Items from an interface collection
Segment Open
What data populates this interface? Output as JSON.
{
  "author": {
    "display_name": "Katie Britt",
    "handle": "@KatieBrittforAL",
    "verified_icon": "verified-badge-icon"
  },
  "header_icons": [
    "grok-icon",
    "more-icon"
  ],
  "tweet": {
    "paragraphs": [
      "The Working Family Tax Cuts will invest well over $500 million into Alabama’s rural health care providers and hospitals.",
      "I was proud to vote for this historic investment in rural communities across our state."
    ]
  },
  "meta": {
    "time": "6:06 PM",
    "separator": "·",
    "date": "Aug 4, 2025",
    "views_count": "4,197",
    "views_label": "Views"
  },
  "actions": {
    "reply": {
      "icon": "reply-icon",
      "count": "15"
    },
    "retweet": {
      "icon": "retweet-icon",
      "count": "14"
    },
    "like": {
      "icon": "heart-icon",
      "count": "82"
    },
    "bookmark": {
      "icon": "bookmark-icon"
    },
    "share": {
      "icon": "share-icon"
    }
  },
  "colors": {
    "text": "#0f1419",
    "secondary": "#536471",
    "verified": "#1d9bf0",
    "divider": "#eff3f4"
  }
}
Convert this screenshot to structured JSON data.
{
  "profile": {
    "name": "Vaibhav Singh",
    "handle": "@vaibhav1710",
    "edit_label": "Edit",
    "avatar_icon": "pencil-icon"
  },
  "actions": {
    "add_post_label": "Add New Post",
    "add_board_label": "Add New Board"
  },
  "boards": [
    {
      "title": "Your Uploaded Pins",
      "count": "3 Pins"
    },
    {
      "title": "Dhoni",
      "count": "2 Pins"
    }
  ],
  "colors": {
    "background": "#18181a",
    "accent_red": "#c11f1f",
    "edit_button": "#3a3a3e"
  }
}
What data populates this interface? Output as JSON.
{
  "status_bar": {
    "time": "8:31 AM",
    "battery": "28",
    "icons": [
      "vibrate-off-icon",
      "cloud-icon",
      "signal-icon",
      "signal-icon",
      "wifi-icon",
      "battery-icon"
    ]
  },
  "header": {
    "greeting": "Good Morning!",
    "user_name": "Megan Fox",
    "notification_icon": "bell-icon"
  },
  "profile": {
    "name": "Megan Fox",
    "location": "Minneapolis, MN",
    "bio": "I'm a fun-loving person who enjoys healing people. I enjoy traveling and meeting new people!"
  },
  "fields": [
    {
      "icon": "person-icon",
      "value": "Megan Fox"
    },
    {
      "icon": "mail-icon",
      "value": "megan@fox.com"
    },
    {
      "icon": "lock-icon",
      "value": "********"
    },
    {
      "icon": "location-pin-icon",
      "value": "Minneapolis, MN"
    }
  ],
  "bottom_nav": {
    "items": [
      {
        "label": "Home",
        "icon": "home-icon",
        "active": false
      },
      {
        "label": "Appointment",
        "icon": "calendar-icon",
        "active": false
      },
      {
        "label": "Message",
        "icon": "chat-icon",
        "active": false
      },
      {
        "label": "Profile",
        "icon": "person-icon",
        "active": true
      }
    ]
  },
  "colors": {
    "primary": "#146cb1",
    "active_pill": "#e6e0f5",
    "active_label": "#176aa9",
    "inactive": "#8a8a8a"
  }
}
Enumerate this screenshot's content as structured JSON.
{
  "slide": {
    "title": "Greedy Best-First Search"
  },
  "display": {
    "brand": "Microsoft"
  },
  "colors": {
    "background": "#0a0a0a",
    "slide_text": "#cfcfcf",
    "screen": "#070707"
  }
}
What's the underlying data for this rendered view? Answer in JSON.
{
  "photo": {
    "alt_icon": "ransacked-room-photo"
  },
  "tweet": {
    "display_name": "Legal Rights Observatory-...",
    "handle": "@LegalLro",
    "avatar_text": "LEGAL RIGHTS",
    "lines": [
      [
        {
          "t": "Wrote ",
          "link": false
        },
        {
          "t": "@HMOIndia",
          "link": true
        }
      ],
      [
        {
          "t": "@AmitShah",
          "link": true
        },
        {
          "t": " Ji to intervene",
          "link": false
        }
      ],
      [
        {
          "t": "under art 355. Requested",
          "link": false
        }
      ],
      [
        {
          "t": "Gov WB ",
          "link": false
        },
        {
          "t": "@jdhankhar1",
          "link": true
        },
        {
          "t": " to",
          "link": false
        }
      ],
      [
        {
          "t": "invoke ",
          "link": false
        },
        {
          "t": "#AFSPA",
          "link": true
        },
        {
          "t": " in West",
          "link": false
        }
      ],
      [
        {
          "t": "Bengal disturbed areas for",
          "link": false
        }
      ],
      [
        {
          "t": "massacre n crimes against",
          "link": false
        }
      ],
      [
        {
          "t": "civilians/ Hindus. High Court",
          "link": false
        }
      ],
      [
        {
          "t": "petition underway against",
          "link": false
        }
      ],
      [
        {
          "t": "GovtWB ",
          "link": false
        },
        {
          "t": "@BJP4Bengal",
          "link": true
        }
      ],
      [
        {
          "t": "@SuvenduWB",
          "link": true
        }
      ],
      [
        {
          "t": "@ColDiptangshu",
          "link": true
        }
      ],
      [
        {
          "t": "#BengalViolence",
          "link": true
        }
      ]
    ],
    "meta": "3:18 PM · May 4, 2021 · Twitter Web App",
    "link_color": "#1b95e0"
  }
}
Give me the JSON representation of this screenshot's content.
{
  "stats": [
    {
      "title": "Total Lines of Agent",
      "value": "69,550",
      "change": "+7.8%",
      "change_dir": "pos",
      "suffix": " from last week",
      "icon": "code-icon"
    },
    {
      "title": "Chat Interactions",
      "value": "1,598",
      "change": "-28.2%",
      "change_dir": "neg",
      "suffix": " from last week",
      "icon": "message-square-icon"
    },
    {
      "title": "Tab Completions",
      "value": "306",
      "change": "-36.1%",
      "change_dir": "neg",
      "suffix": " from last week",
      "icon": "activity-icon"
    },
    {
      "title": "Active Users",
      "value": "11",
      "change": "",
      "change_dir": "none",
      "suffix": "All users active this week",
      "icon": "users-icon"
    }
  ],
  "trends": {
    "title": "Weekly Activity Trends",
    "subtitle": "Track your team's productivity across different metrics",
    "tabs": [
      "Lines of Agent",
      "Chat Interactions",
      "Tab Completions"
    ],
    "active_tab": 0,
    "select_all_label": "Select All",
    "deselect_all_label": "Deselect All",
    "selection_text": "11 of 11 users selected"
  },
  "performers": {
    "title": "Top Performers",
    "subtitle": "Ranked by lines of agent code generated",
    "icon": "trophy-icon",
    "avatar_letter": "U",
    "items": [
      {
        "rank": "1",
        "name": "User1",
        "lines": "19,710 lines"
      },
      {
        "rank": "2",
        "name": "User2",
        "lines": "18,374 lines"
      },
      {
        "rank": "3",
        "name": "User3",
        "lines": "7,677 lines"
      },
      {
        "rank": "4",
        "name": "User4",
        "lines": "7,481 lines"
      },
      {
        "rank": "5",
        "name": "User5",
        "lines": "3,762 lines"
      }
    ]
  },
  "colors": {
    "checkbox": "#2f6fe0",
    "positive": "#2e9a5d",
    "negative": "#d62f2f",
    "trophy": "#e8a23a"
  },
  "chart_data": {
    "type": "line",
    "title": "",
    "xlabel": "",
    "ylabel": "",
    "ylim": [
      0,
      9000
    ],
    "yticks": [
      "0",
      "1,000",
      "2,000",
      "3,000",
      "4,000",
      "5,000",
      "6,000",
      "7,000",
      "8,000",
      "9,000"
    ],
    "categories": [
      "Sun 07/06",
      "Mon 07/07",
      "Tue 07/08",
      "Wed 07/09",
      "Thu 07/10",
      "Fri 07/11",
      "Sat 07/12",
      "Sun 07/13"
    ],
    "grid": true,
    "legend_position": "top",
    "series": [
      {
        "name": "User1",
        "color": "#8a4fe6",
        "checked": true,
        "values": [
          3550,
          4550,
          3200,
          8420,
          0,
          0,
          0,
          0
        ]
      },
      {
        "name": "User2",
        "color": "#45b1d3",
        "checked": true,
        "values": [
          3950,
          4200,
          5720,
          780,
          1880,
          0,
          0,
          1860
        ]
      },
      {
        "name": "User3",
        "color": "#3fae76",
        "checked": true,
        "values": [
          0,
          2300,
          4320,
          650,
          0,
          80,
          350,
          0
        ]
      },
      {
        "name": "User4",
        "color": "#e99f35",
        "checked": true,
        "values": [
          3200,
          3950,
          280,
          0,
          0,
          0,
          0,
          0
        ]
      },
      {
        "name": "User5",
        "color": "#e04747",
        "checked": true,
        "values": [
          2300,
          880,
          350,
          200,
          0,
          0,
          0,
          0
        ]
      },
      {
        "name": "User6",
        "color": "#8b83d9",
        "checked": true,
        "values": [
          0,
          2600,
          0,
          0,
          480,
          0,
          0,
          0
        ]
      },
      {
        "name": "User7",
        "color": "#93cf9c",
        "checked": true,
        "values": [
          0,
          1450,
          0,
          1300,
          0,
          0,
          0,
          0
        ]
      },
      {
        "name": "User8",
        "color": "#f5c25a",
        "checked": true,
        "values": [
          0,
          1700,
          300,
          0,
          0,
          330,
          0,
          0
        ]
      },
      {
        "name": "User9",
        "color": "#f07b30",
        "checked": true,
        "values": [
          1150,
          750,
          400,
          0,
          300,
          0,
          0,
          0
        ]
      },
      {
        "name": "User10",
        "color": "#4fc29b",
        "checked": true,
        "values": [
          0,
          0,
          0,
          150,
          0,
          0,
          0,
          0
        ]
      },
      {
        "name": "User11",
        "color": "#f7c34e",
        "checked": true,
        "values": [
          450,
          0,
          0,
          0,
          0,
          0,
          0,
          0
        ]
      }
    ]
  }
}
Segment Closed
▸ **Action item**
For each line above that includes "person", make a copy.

▸ **Completed exercise**
    "bio": "I'm a fun-loving person who enjoys healing people. I enjoy traveling and meeting new people!"
      "icon": "person-icon",
        "icon": "person-icon",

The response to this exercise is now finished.